Dennie Noecker’s advice here is to “adopt the opposite attitude of what you feel.”
When you really like a candidate, be more critical, ask more precise and difficult questions. On the other hand, if you have a bad impression of someone, try to be more open-minded. This will improve your chances of getting to know the candidate better and correct a misguided first impression.
You also have to be fair to all candidates and allow the same amount of time for each interview. Otherwise, you will tend to be more easy-going and nice with someone you personally appreciate and that only ensures a strong possibility that you recruit someone that you like, not someone who’s a good fit for the job.
Remember: You’re hiring an employee, not a friend.
After every interview, follow the golden rule of Lou Adler, author of “Hire with your Head” and wait 30 min before deciding if you like a candidate or not. This will help you the consider everyone objectively.
2. Red and Green Flags

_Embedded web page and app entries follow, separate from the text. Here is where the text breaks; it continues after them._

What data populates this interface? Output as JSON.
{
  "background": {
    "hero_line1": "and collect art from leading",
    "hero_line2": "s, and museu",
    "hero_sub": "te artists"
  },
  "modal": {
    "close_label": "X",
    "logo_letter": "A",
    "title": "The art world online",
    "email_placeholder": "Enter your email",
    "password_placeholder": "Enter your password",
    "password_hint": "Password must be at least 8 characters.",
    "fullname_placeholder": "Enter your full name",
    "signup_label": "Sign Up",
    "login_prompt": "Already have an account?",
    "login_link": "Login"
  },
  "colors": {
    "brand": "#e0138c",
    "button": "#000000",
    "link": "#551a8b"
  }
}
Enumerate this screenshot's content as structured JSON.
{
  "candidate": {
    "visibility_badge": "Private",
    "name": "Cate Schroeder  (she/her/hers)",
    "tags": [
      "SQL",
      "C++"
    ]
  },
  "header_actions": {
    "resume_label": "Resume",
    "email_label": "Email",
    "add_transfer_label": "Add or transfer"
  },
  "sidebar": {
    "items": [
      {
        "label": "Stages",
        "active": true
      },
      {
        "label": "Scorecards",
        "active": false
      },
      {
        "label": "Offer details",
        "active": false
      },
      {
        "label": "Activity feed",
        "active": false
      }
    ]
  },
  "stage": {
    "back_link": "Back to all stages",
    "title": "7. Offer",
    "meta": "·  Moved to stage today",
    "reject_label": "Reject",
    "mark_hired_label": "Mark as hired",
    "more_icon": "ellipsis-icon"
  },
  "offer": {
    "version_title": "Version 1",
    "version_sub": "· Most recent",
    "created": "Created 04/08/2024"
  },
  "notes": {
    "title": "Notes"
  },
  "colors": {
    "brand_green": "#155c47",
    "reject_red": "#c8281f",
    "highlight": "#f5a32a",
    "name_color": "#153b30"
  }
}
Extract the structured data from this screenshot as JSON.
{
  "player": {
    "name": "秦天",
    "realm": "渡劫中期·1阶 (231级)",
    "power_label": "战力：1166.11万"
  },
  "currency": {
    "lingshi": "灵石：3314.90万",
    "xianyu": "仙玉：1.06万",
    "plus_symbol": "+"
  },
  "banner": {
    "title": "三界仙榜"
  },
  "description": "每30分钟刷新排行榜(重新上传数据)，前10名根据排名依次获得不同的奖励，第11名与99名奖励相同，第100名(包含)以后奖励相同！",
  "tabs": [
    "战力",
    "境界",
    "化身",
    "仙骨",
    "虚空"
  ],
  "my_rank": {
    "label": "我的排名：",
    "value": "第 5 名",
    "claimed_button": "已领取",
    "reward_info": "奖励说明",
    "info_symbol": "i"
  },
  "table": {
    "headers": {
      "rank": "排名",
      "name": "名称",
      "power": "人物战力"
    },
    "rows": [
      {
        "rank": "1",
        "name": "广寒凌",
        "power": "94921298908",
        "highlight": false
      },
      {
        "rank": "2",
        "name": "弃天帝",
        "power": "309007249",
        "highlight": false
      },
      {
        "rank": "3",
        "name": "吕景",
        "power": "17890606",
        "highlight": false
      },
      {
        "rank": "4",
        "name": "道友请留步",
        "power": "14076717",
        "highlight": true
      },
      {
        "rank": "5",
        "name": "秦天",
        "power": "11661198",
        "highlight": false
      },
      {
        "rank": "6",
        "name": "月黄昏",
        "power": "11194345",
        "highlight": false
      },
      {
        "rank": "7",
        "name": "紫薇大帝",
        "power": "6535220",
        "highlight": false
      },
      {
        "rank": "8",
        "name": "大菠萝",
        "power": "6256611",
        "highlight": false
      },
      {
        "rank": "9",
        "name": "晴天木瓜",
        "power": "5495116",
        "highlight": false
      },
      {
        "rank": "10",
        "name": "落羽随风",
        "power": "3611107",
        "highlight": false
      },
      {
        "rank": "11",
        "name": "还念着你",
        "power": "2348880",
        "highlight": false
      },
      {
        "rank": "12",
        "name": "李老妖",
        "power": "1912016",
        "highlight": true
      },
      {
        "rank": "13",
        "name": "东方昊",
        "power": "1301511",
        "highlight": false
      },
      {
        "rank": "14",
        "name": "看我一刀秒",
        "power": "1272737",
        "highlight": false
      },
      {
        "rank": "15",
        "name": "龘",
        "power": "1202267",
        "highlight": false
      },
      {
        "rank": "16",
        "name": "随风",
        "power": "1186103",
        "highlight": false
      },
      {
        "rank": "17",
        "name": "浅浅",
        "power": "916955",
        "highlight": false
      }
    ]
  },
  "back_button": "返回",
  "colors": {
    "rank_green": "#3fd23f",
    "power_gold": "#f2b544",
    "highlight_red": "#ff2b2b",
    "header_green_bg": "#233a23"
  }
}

During an interview, there can be signs that give clear indications about the candidate and their motivation. They can be good or bad. Be aware of them so you catch them quickly:
Potential red flags:
- Only gives vague information
- Gives no details
- Tells stories that you cannot verify
- Frequently moves to new companies
Potential green flags:
- Gives very precise details
- Has already had success in the primary performance objectives in a previous position
3. The “Culture Fit” Factor
Tons of hiring mistakes are made because people put more value in culture fit than in job fit. But in order to build a great company culture, you need a great team! Building a desired company culture begins by hiring a great team with amazing workers.
You have to first filter the candidates on their ability to meet the primary performance objectives. Only afterward can you select candidates for culture fit which is of course still pretty important.
Indeed, if you want your team to do a great job, you need to find the right balance between every co-worker, as well as between the direction and the employees. It’s important that everybody gets along on:
- Works related level (e.g.: what is expected from them, cf. primary performance objectives)
- The way of doing their job (e.g.: the behavior you expect from your employees when they are at work).
After the Interview
Check the references
In order to protect yourself and your company, always check the references given by the candidate. If one of your hires messes up badly, and you didn’t do your homework and checked the references, it might lead to nasty negligence lawsuits.
Furthermore doing it after the interview will also help you verify the information that the candidate gave you. In fact, 71% of employees are not engaged with their work, and you don’t want this kind of people to work for your facility.
It’s sometimes very difficult to dismiss an inadequate or incompetent employee, that’s why you better find out if someone is a good fit for your gym before hiring a new staff member:
- Create the perfect job description that clearly communicates expectations and responsibilities
- Pre-screen candidates with phone interviews
- Be careful with first impressions
- Learn to recognize red flags (and green flags) during the interview
- Take the time to form an unbiased opinion
- Always check references!
If you follow the hiring process outlined above, you should be able to prevent at least 50% of the most common hiring mistakes and hire great employees for your gym!